Task: Quote all of the entries word for word.

[Saved data entries]

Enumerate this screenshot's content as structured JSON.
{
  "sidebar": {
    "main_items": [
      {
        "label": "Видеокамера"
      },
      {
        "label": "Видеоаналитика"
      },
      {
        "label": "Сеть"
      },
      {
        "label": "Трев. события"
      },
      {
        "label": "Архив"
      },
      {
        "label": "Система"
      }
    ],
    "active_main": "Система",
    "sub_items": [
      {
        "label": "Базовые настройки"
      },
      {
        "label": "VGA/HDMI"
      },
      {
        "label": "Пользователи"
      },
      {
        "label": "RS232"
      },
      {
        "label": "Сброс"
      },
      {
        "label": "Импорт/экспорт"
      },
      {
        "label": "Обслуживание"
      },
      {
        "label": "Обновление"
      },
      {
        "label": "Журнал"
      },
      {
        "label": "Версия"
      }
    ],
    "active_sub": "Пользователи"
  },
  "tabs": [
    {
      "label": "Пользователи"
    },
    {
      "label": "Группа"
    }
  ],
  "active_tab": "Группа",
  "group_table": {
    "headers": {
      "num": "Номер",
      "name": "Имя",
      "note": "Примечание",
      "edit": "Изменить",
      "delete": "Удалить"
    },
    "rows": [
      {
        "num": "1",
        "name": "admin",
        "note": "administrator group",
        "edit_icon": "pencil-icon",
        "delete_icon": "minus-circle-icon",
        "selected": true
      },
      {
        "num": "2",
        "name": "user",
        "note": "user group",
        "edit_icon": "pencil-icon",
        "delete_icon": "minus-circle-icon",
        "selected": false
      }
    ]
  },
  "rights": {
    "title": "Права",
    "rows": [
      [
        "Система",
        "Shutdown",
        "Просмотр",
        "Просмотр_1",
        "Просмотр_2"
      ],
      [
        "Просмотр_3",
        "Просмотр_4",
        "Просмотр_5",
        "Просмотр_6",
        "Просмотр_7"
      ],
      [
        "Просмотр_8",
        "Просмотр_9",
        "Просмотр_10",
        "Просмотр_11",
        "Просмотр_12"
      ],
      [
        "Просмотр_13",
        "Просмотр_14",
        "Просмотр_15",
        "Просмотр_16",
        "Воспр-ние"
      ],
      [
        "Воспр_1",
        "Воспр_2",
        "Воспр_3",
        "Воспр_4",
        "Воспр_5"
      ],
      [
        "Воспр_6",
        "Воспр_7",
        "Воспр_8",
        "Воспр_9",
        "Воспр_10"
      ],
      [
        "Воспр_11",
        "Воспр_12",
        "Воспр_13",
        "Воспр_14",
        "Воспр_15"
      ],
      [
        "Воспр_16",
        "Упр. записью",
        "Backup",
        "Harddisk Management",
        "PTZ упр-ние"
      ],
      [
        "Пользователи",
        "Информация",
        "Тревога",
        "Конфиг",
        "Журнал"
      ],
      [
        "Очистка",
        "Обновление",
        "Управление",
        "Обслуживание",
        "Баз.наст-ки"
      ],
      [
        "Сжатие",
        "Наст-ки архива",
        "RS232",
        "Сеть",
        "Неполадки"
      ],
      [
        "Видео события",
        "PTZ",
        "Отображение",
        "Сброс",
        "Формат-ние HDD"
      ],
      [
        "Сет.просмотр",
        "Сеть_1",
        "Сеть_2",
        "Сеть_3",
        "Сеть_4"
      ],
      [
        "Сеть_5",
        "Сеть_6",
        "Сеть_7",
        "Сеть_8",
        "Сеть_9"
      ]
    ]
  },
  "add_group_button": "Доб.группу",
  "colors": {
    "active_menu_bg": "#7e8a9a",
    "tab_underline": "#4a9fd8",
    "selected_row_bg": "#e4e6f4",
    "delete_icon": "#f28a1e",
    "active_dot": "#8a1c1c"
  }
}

The answer:
Enumerate this screenshot's content as structured JSON.
{
  "sidebar": {
    "main_items": [
      {
        "label": "Видеокамера"
      },
      {
        "label": "Видеоаналитика"
      },
      {
        "label": "Сеть"
      },
      {
        "label": "Трев. события"
      },
      {
        "label": "Архив"
      },
      {
        "label": "Система"
      }
    ],
    "active_main": "Система",
    "sub_items": [
      {
        "label": "Базовые настройки"
      },
      {
        "label": "VGA/HDMI"
      },
      {
        "label": "Пользователи"
      },
      {
        "label": "RS232"
      },
      {
        "label": "Сброс"
      },
      {
        "label": "Импорт/экспорт"
      },
      {
        "label": "Обслуживание"
      },
      {
        "label": "Обновление"
      },
      {
        "label": "Журнал"
      },
      {
        "label": "Версия"
      }
    ],
    "active_sub": "Пользователи"
  },
  "tabs": [
    {
      "label": "Пользователи"
    },
    {
      "label": "Группа"
    }
  ],
  "active_tab": "Группа",
  "group_table": {
    "headers": {
      "num": "Номер",
      "name": "Имя",
      "note": "Примечание",
      "edit": "Изменить",
      "delete": "Удалить"
    },
    "rows": [
      {
        "num": "1",
        "name": "admin",
        "note": "administrator group",
        "edit_icon": "pencil-icon",
        "delete_icon": "minus-circle-icon",
        "selected": true
      },
      {
        "num": "2",
        "name": "user",
        "note": "user group",
        "edit_icon": "pencil-icon",
        "delete_icon": "minus-circle-icon",
        "selected": false
      }
    ]
  },
  "rights": {
    "title": "Права",
    "rows": [
      [
        "Система",
        "Shutdown",
        "Просмотр",
        "Просмотр_1",
        "Просмотр_2"
      ],
      [
        "Просмотр_3",
        "Просмотр_4",
        "Просмотр_5",
        "Просмотр_6",
        "Просмотр_7"
      ],
      [
        "Просмотр_8",
        "Просмотр_9",
        "Просмотр_10",
        "Просмотр_11",
        "Просмотр_12"
      ],
      [
        "Просмотр_13",
        "Просмотр_14",
        "Просмотр_15",
        "Просмотр_16",
        "Воспр-ние"
      ],
      [
        "Воспр_1",
        "Воспр_2",
        "Воспр_3",
        "Воспр_4",
        "Воспр_5"
      ],
      [
        "Воспр_6",
        "Воспр_7",
        "Воспр_8",
        "Воспр_9",
        "Воспр_10"
      ],
      [
        "Воспр_11",
        "Воспр_12",
        "Воспр_13",
        "Воспр_14",
        "Воспр_15"
      ],
      [
        "Воспр_16",
        "Упр. записью",
        "Backup",
        "Harddisk Management",
        "PTZ упр-ние"
      ],
      [
        "Пользователи",
        "Информация",
        "Тревога",
        "Конфиг",
        "Журнал"
      ],
      [
        "Очистка",
        "Обновление",
        "Управление",
        "Обслуживание",
        "Баз.наст-ки"
      ],
      [
        "Сжатие",
        "Наст-ки архива",
        "RS232",
        "Сеть",
        "Неполадки"
      ],
      [
        "Видео события",
        "PTZ",
        "Отображение",
        "Сброс",
        "Формат-ние HDD"
      ],
      [
        "Сет.просмотр",
        "Сеть_1",
        "Сеть_2",
        "Сеть_3",
        "Сеть_4"
      ],
      [
        "Сеть_5",
        "Сеть_6",
        "Сеть_7",
        "Сеть_8",
        "Сеть_9"
      ]
    ]
  },
  "add_group_button": "Доб.группу",
  "colors": {
    "active_menu_bg": "#7e8a9a",
    "tab_underline": "#4a9fd8",
    "selected_row_bg": "#e4e6f4",
    "delete_icon": "#f28a1e",
    "active_dot": "#8a1c1c"
  }
}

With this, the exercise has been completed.